Bradley Cooper does triple-duty as director and co-writer and also starring as Jackson Maine, a countrified rock star whom we meet in concert, charming an appreciative audience with seasoned performance chops. (Since Cooper himself can’t boast that kind of experience, he is impressive in this department.)

Lady Gaga and Bradley Cooper star in a new version of A Star Is Born, a romantic musical melodrama. (Warner Bros. Pictures)

Post-gig, he gets in a limousine on a search for booze that takes him to an unlikely venue: a drag club. It’s a set-up for an interesting meet-cute with Ally (Lady Gaga), a full-time waitress and part-time chanteuse who sings the hell out of La Vie en Rose in the safe space of a stage where her gender is not exactly guaranteed female.

Jackson is entranced and the two venture out into the night. They click, possibly over their mutual neediness. Ally needs to be convinced of her talent. Jackson needs to get off the booze-and-pills regimen on which he has subsisted for too long.

Taken under Jackson’s protective wing, Ally’s talent starts to soar, to the joy of her father Lorenzo (peaked-in-the-’90s comic Andrew Dice Clay, acquits himself nicely in a dramatic role). But despite the caretaking of his elder half-brother/manager Bobby (Sam Elliott), Jackson’s career starts an inexorable slide that even the loving Ally is at a loss to prevent.

Gaga brings a necessary awkwardness to the role. (Warner Bros. Pictures)

Even for those who may dread the prospect of a romantic musical melodrama, the film impresses. Cooper’s approach is the polar opposite of the gorgeous artifice of George Cukor’s 1954 classic with Judy Garland. Cooper opts for an immediate, documentary-style approach to the performance scenes. (Cinematographer Matthew Libatique, who shot Black Swan, knows a thing or two about getting maximum dramatic effect from hand-held camera work.) The songs by Lady Gaga don’t exactly qualify as show tunes along the lines of The Man That Got Away, but they apply maximum pop torque to the movie’s emotionally charged foundation.

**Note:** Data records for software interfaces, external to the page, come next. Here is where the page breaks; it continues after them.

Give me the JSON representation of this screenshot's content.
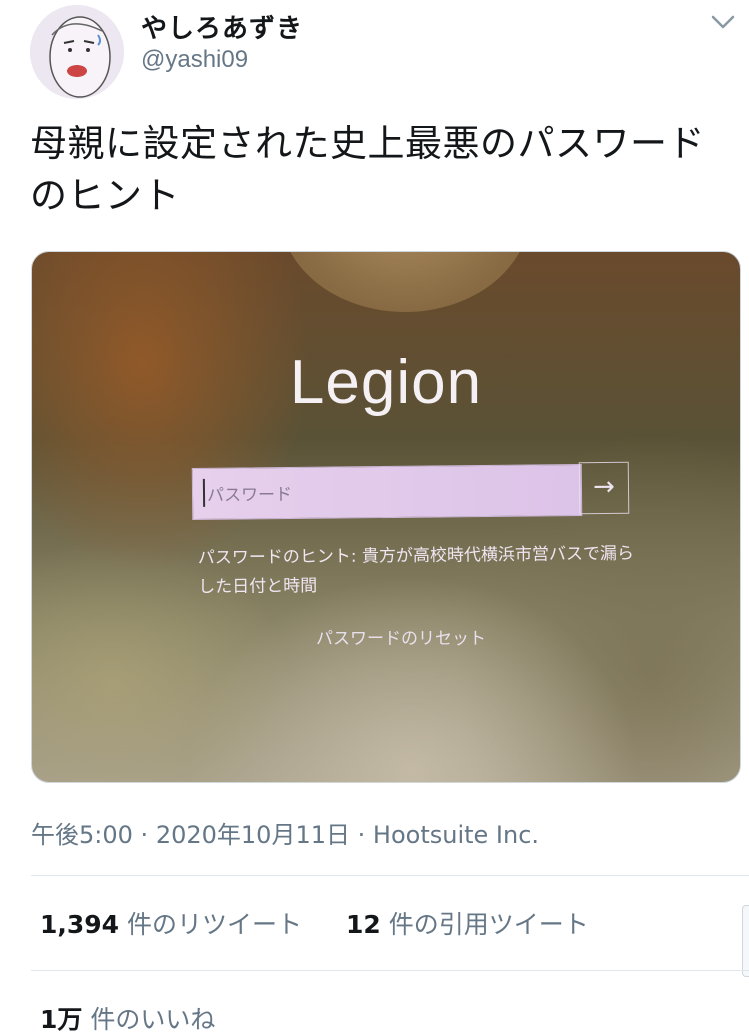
{
  "user": {
    "display_name": "やしろあずき",
    "handle": "@yashi09"
  },
  "tweet": {
    "text": "母親に設定された史上最悪のパスワードのヒント",
    "photo": {
      "brand": "Legion",
      "password_placeholder": "パスワード",
      "hint": "パスワードのヒント: 貴方が高校時代横浜市営バスで漏らした日付と時間",
      "reset_link": "パスワードのリセット",
      "submit_arrow": "→"
    },
    "meta": {
      "time": "午後5:00",
      "separator": "·",
      "date": "2020年10月11日",
      "source": "Hootsuite Inc."
    },
    "stats": {
      "retweets_count": "1,394",
      "retweets_label": "件のリツイート",
      "quotes_count": "12",
      "quotes_label": "件の引用ツイート",
      "likes_count": "1万",
      "likes_label": "件のいいね"
    }
  },
  "icons": {
    "caret": "chevron-down-icon",
    "avatar": "avatar-illustration"
  }
}
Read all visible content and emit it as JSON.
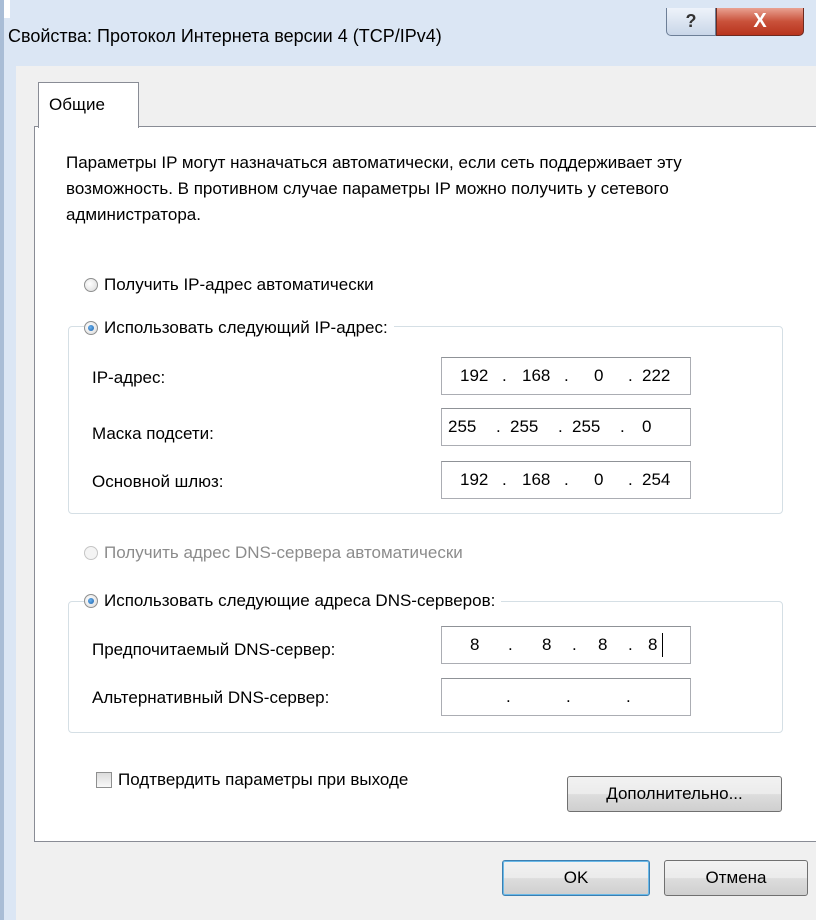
{
  "window": {
    "title": "Свойства: Протокол Интернета версии 4 (TCP/IPv4)"
  },
  "titlebar": {
    "help_glyph": "?",
    "close_glyph": "X"
  },
  "tabs": [
    {
      "label": "Общие",
      "selected": true
    }
  ],
  "description": "Параметры IP могут назначаться автоматически, если сеть поддерживает эту возможность. В противном случае параметры IP можно получить у сетевого администратора.",
  "ip": {
    "auto_label": "Получить IP-адрес автоматически",
    "manual_label": "Использовать следующий IP-адрес:",
    "selected": "manual",
    "fields": [
      {
        "label": "IP-адрес:",
        "octets": [
          "192",
          "168",
          "0",
          "222"
        ]
      },
      {
        "label": "Маска подсети:",
        "octets": [
          "255",
          "255",
          "255",
          "0"
        ]
      },
      {
        "label": "Основной шлюз:",
        "octets": [
          "192",
          "168",
          "0",
          "254"
        ]
      }
    ]
  },
  "dns": {
    "auto_label": "Получить адрес DNS-сервера автоматически",
    "manual_label": "Использовать следующие адреса DNS-серверов:",
    "selected": "manual",
    "fields": [
      {
        "label": "Предпочитаемый DNS-сервер:",
        "octets": [
          "8",
          "8",
          "8",
          "8"
        ]
      },
      {
        "label": "Альтернативный DNS-сервер:",
        "octets": [
          "",
          "",
          "",
          ""
        ]
      }
    ]
  },
  "ip_dot": ".",
  "validate_label": "Подтвердить параметры при выходе",
  "validate_checked": false,
  "buttons": {
    "advanced": "Дополнительно...",
    "ok": "OK",
    "cancel": "Отмена"
  }
}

The casting of Lady Gaga was wise. When Clint Eastwood was on board to direct this project, he had considered Beyoncé and Esperanza Spalding for the role of the up-and-coming singer. Gaga brings a necessary awkwardness to the role that connects her to both Garland and Streisand, both unconventionally attractive. The odd-duck thing is pretty vital to the character.

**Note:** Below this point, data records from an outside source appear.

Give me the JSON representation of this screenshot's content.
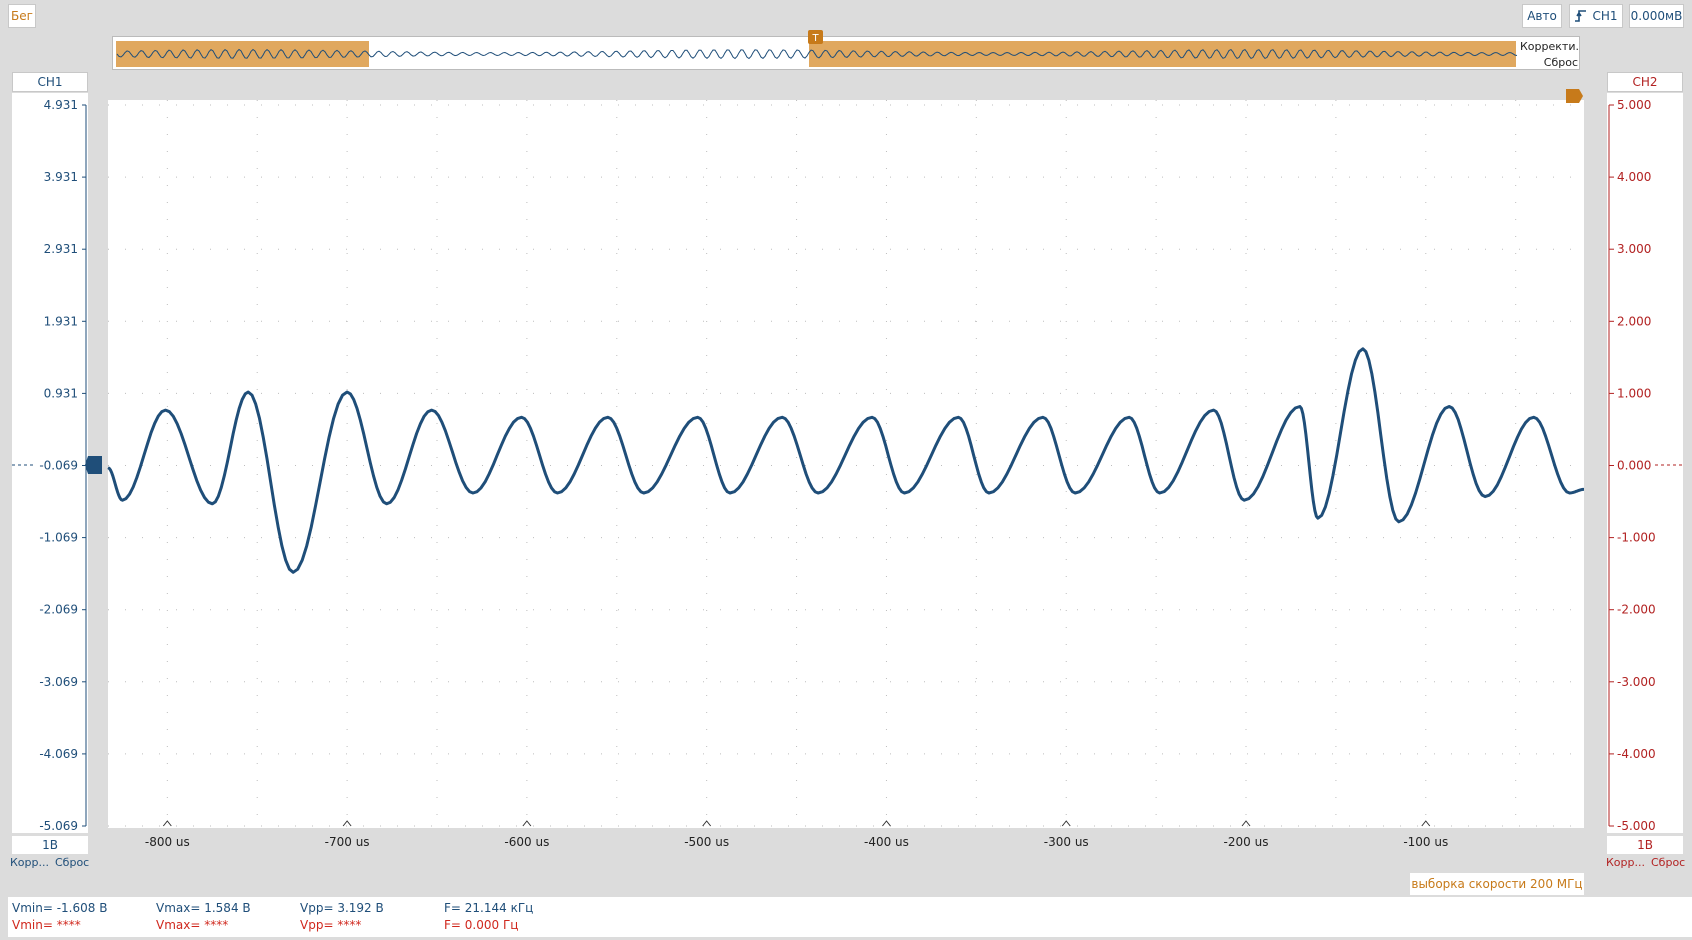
{
  "toolbar": {
    "run_label": "Бег",
    "mode_label": "Авто",
    "trigger_source": "CH1",
    "trigger_level": "0.000мВ",
    "trigger_marker": "T"
  },
  "overview": {
    "correct_label": "Корректи...",
    "reset_label": "Сброс"
  },
  "channels": {
    "ch1": {
      "name": "CH1",
      "scale": "1В",
      "correct_label": "Корр...",
      "reset_label": "Сброс",
      "color": "#1f4e79"
    },
    "ch2": {
      "name": "CH2",
      "scale": "1В",
      "correct_label": "Корр...",
      "reset_label": "Сброс",
      "color": "#b22222"
    }
  },
  "sample_rate_label": "выборка скорости 200 МГц",
  "measurements": {
    "ch1": {
      "vmin": "Vmin= -1.608 В",
      "vmax": "Vmax= 1.584 В",
      "vpp": "Vpp= 3.192 В",
      "freq": "F= 21.144 кГц"
    },
    "ch2": {
      "vmin": "Vmin= ****",
      "vmax": "Vmax= ****",
      "vpp": "Vpp= ****",
      "freq": "F= 0.000 Гц"
    }
  },
  "chart_data": {
    "type": "line",
    "title": "",
    "xlabel": "",
    "ylabel": "",
    "x_ticks": [
      "-800 us",
      "-700 us",
      "-600 us",
      "-500 us",
      "-400 us",
      "-300 us",
      "-200 us",
      "-100 us"
    ],
    "x_tick_values": [
      -800,
      -700,
      -600,
      -500,
      -400,
      -300,
      -200,
      -100
    ],
    "xlim": [
      -833,
      -12
    ],
    "y_left_ticks": [
      "4.931",
      "3.931",
      "2.931",
      "1.931",
      "0.931",
      "-0.069",
      "-1.069",
      "-2.069",
      "-3.069",
      "-4.069",
      "-5.069"
    ],
    "y_left_range": [
      -5.069,
      4.931
    ],
    "y_right_ticks": [
      "5.000",
      "4.000",
      "3.000",
      "2.000",
      "1.000",
      "0.000",
      "-1.000",
      "-2.000",
      "-3.000",
      "-4.000",
      "-5.000"
    ],
    "y_right_range": [
      -5.0,
      5.0
    ],
    "grid": true,
    "series": [
      {
        "name": "CH1",
        "color": "#1f4e79",
        "x": [
          -833,
          -825,
          -801,
          -775,
          -755,
          -730,
          -700,
          -678,
          -653,
          -630,
          -603,
          -583,
          -555,
          -535,
          -505,
          -487,
          -458,
          -438,
          -408,
          -390,
          -360,
          -343,
          -313,
          -295,
          -265,
          -248,
          -218,
          -201,
          -170,
          -160,
          -135,
          -115,
          -87,
          -67,
          -40,
          -20,
          -12
        ],
        "y": [
          -0.1,
          -0.55,
          0.7,
          -0.6,
          0.95,
          -1.55,
          0.95,
          -0.6,
          0.7,
          -0.45,
          0.6,
          -0.45,
          0.6,
          -0.45,
          0.6,
          -0.45,
          0.6,
          -0.45,
          0.6,
          -0.45,
          0.6,
          -0.45,
          0.6,
          -0.45,
          0.6,
          -0.45,
          0.7,
          -0.55,
          0.75,
          -0.8,
          1.55,
          -0.85,
          0.75,
          -0.5,
          0.6,
          -0.45,
          -0.4
        ]
      }
    ]
  }
}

Let’s face it: Would anyone really buy into an insecure Beyoncé?

Yet one senses Gaga is stuck in the dynamic that presumably existed with Cooper as her director. She is at her most assured in scenes when she works opposite him. When he is offscreen, her performance feels weirdly hobbled.

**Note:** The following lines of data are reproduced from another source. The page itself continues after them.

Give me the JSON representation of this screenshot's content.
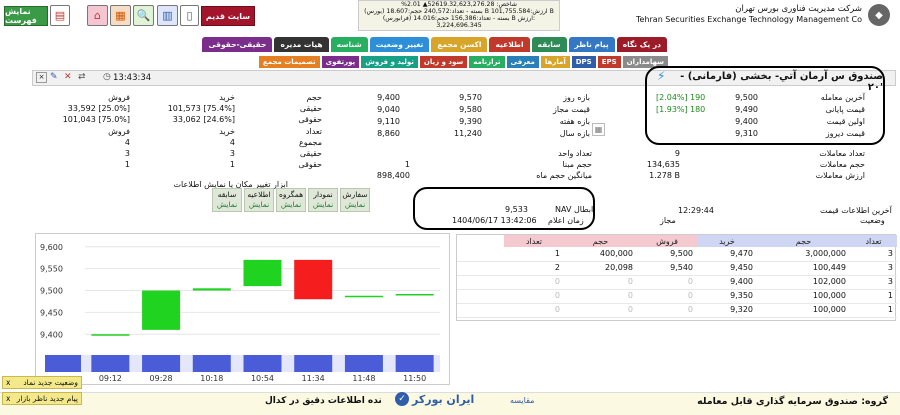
{
  "top_left": {
    "show_list": "نمایش فهرست",
    "old_site": "سایت قدیم"
  },
  "company": {
    "fa": "شرکت مدیریت فناوری بورس تهران",
    "en": "Tehran Securities Exchange Technology Management Co"
  },
  "ticker": {
    "line1": "%2.01 ▲52619.32,623,276.28 :شاخص",
    "line2": "(بورس) بسته - تعداد:240,572 حجم:18.607 B ارزش:101,755.584 B",
    "line3": "(فرابورس) بسته - تعداد:156,386 حجم:14.016 B ارزش:",
    "line4": "3,224,696.345"
  },
  "tabs_row1": [
    {
      "label": "در یک نگاه",
      "color": "#9b1b28"
    },
    {
      "label": "پیام ناظر",
      "color": "#3478c3"
    },
    {
      "label": "سابقه",
      "color": "#2e8b57"
    },
    {
      "label": "اطلاعیه",
      "color": "#c0392b"
    },
    {
      "label": "اکسن مجمع",
      "color": "#d8a42a"
    },
    {
      "label": "تغییر وضعیت",
      "color": "#2d8fd8"
    },
    {
      "label": "شناسه",
      "color": "#27ae60"
    },
    {
      "label": "هیات مدیره",
      "color": "#333"
    },
    {
      "label": "حقیقی-حقوقی",
      "color": "#7b2d8b"
    }
  ],
  "tabs_row2": [
    {
      "label": "سهامداران",
      "color": "#8a8a8a"
    },
    {
      "label": "EPS",
      "color": "#c0392b"
    },
    {
      "label": "DPS",
      "color": "#2f5da8"
    },
    {
      "label": "آمارها",
      "color": "#d8a42a"
    },
    {
      "label": "معرفی",
      "color": "#2980b9"
    },
    {
      "label": "ترازنامه",
      "color": "#27ae60"
    },
    {
      "label": "سود و زیان",
      "color": "#c0392b"
    },
    {
      "label": "تولید و فروش",
      "color": "#16a085"
    },
    {
      "label": "پورتفوی",
      "color": "#7b2d8b"
    },
    {
      "label": "تصمیمات مجمع",
      "color": "#e67e22"
    }
  ],
  "header": {
    "time": "13:43:34",
    "symbol_title": "صندوق س آرمان آتي- بخشی (فارمانی) - ۲۰'"
  },
  "right_info": [
    {
      "label": "آخرین معامله",
      "value": "9,500",
      "chg": "190",
      "pct": "[2.04%]"
    },
    {
      "label": "قیمت پایانی",
      "value": "9,490",
      "chg": "180",
      "pct": "[1.93%]"
    },
    {
      "label": "اولین قیمت",
      "value": "9,400",
      "chg": "",
      "pct": ""
    },
    {
      "label": "قیمت دیروز",
      "value": "9,310",
      "chg": "",
      "pct": ""
    }
  ],
  "right_stats": [
    {
      "label": "تعداد معاملات",
      "value": "9"
    },
    {
      "label": "حجم معاملات",
      "value": "134,635"
    },
    {
      "label": "ارزش معاملات",
      "value": "1.278 B"
    }
  ],
  "mid_ranges": [
    {
      "label": "بازه روز",
      "a": "9,570",
      "b": "9,400"
    },
    {
      "label": "قیمت مجاز",
      "a": "9,580",
      "b": "9,040"
    },
    {
      "label": "بازه هفته",
      "a": "9,390",
      "b": "9,110"
    },
    {
      "label": "بازه سال",
      "a": "11,240",
      "b": "8,860"
    }
  ],
  "mid_stats": [
    {
      "label": "تعداد واحد",
      "value": ""
    },
    {
      "label": "حجم مبنا",
      "value": "1"
    },
    {
      "label": "میانگین حجم ماه",
      "value": "898,400"
    }
  ],
  "left_table": {
    "headers": [
      "حجم",
      "خرید",
      "فروش"
    ],
    "rows": [
      {
        "label": "حقیقی",
        "buy": "101,573 [75.4%]",
        "sell": "33,592 [25.0%]"
      },
      {
        "label": "حقوقی",
        "buy": "33,062 [24.6%]",
        "sell": "101,043 [75.0%]"
      }
    ],
    "count_headers": [
      "تعداد",
      "خرید",
      "فروش"
    ],
    "count_rows": [
      {
        "label": "مجموع",
        "buy": "4",
        "sell": "4"
      },
      {
        "label": "حقیقی",
        "buy": "3",
        "sell": "3"
      },
      {
        "label": "حقوقی",
        "buy": "1",
        "sell": "1"
      }
    ]
  },
  "tools": {
    "title": "ابزار تغییر مکان یا نمایش اطلاعات",
    "items": [
      {
        "top": "سفارش",
        "bot": "نمایش"
      },
      {
        "top": "نمودار",
        "bot": "نمایش"
      },
      {
        "top": "همگروه",
        "bot": "نمایش"
      },
      {
        "top": "اطلاعیه",
        "bot": "نمایش"
      },
      {
        "top": "سابقه",
        "bot": "نمایش"
      }
    ]
  },
  "nav": {
    "nav_label": "NAV ابطال",
    "nav_value": "9,533",
    "date_label": "زمان اعلام",
    "date_value": "1404/06/17 13:42:06"
  },
  "status": {
    "last_info_label": "آخرین اطلاعات قیمت",
    "last_info_value": "12:29:44",
    "state_label": "وضعیت",
    "state_value": "مجاز"
  },
  "orderbook": {
    "headers": [
      "تعداد",
      "حجم",
      "خرید",
      "فروش",
      "حجم",
      "تعداد"
    ],
    "rows": [
      [
        "3",
        "3,000,000",
        "9,470",
        "9,500",
        "400,000",
        "1"
      ],
      [
        "3",
        "100,449",
        "9,450",
        "9,540",
        "20,098",
        "2"
      ],
      [
        "3",
        "102,000",
        "9,400",
        "0",
        "0",
        "0"
      ],
      [
        "1",
        "100,000",
        "9,350",
        "0",
        "0",
        "0"
      ],
      [
        "1",
        "100,000",
        "9,320",
        "0",
        "0",
        "0"
      ]
    ]
  },
  "chart_data": {
    "type": "candlestick",
    "x": [
      "09:12",
      "09:28",
      "10:18",
      "10:54",
      "11:34",
      "11:48",
      "11:50"
    ],
    "ylim": [
      9380,
      9620
    ],
    "yticks": [
      "9,600",
      "9,550",
      "9,500",
      "9,450",
      "9,400"
    ],
    "candles": [
      {
        "t": "09:12",
        "open": 9400,
        "close": 9400,
        "color": "#21d321"
      },
      {
        "t": "09:28",
        "open": 9410,
        "close": 9500,
        "color": "#21d321"
      },
      {
        "t": "10:18",
        "open": 9500,
        "close": 9505,
        "color": "#21d321"
      },
      {
        "t": "10:54",
        "open": 9510,
        "close": 9570,
        "color": "#21d321"
      },
      {
        "t": "11:34",
        "open": 9570,
        "close": 9480,
        "color": "#f51d1d"
      },
      {
        "t": "11:48",
        "open": 9485,
        "close": 9488,
        "color": "#21d321"
      },
      {
        "t": "11:50",
        "open": 9490,
        "close": 9492,
        "color": "#21d321"
      }
    ],
    "volume_color": "#4b5cd8"
  },
  "footer": {
    "group": "گروه: صندوق سرمایه گذاری قابل معامله",
    "compare": "مقایسه",
    "notice": "نده اطلاعات دقیق در کدال",
    "brand": "ایران بورکر"
  },
  "popups": [
    {
      "text": "وضعیت جدید نماد",
      "close": "x"
    },
    {
      "text": "پیام جدید ناظر بازار",
      "close": "x"
    }
  ]
}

Nevertheless, one can’t help being impressed by Cooper’s achievement here, making this chestnut of a story feel fresh and vital.

Twitter: @FreepKing

Cooper opts for an immediate, documentary-style approach to the performance scenes. (Warner Bros. Pictures)

If you value coverage of Manitoba’s arts scene, help us do more.
Your contribution of $10, $25 or more will allow the Free Press to deepen our reporting on theatre, dance, music and galleries while also ensuring the broadest possible audience can access our arts journalism.
BECOME AN ARTS JOURNALISM SUPPORTER Click here to learn more about the project.

Warner Bros. Pictures
Randall King

Randall King

In a way, Randall King was born into the entertainment beat.

Other voices

A Star Is Born, is simply terrific — a big-scale cinematic delight that will have the masses singing, swooning and sobbing along with it.

— Lindsey Bahr, The Associated Press

Passionate, emotional and fearless, the gangbusters A Star Is Born is poised to become the movie of the moment — the one everyone has to see right now.

— Kenneth Turan, Los Angeles Times

In the next A Star Is Born we surely need a story reborn. This one is getting past its reincarnate-by date.

— Nigel Andrews, Financial Times

When it hits its highest, most resonant notes, Bradley Cooper’s remake of A Star Is Born achieves a triumphant, romantic ache that is often just what we want to experience at the movies.

— Richard Lawson, Vanity Fair

Report Error Submit a Tip